“I Used to Know How to Walk on Water” is a perfect example. The chorus mourns the “useless thunder” that now stands in the midst of what was once so transcendent, so “dynamo”. It is a psalmist’s lamentation, a remembrance of and longing for the times of glory, a prayer for help in the time when it is deafeningly absent: “I am here and I am humble / For I know not which way to go”. It is a song of Calvary, too, of death striking the man of God.

I used to know how to walk on water / I could give a dead heart life
I could murder the joy of Satan / And make his mistress be my wife
I would be a dream of cowards / And they would never resemble me
I could see them doubt me under / As I set each one free
Now I just sit and wonder / What illness has befallen me
A sicker mind makes me surrender / To this world of vacancy

“I Miss the Zoo” is his caged bird song. An about-face inversion of “Walk on Water,” Boogie-Arthur here sings from the perspective of freedom, looking back longingly on the days of encagement, of repulsive living and addiction, of drugs and illicit sex and meaninglessness. It was simple then. There’s a feeling of despair, here, with the weight of Christ’s freedom, that freedom comes with it the overbearing power of meaning. And here, simply, there’s the human desire to go back to forgetting.

I miss illusions begging to be chased / Even as they disappear into me (erased)
Until there is no one or nothing but the chase / And a powdery ghost with no face (or faith)
And the woman of my dreams / disappearing without grace
I miss the zoo / I miss the zoo / I miss the zoo

Of course, these are not the answers for Boogie Christ, but the dark depths of his human experience. These are the “Black Flowers” that are “growing to take you down.” Arthur sings, “There’s nothing much for us here / Peace comes in acceptance of this / Old ways break off into new loves / Which quickly reveal themselves as f***ed up as the old ones.” It may sound nihilistic, but it’s not: God’s peace comes in the recognition of and surrender to what’s temporary: the piffling new loves that come and go with our whims.

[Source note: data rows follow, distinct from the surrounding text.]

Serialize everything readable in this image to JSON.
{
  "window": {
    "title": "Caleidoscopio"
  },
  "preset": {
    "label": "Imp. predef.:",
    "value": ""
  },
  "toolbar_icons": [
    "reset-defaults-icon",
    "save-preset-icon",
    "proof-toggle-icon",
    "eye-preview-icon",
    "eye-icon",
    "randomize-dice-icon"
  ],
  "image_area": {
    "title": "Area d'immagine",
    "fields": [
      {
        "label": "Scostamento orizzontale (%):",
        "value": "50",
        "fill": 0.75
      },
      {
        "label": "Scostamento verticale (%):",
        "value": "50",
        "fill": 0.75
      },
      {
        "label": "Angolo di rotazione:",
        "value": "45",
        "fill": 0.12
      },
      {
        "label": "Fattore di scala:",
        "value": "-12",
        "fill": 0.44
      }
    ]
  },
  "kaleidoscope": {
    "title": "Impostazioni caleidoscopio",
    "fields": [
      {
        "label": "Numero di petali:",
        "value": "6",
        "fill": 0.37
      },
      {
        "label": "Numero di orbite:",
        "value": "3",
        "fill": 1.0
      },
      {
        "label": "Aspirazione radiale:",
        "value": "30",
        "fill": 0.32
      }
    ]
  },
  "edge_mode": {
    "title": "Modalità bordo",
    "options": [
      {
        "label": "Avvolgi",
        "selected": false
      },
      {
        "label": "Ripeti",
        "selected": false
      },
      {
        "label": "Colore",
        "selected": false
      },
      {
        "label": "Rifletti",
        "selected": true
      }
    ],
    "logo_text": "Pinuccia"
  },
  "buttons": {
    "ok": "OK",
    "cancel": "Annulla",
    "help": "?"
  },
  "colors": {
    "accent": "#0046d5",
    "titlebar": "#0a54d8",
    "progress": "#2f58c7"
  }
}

And the One Great Love is the currency from which all others are seen as counterfeit.


“Currency of Love” is the first song cornerstone of the record. It makes sense that the album ends and comes back to it. It is orchestral and swelling, it is not funny, it is earnest and sober. It is one of the only songs on the entire record not littered and complicated with drug references or pimps or crazy nights–it is powerfully one-sided. It is explicit about the love of God that comes from Jesus Christ–not the love of Boogie-Christ, but the love which includes him. This currency is an awkward currency–it’s weaponless, it’s quiet, it’s painful, it makes one a fool before the strongman of the world. But it is all we are trying to find.

I have no real currency / But the currency of love
I have no one to trust / But the Lord up above
I have no one that fits / Like a hand to a glove
I have no real currency / But the currency of love
Lost one more struggle / I broke every rule
To become a monster / In the coat of a fool
Trying to find diamonds / In a world of mud
What else could we want for / But the currency of love?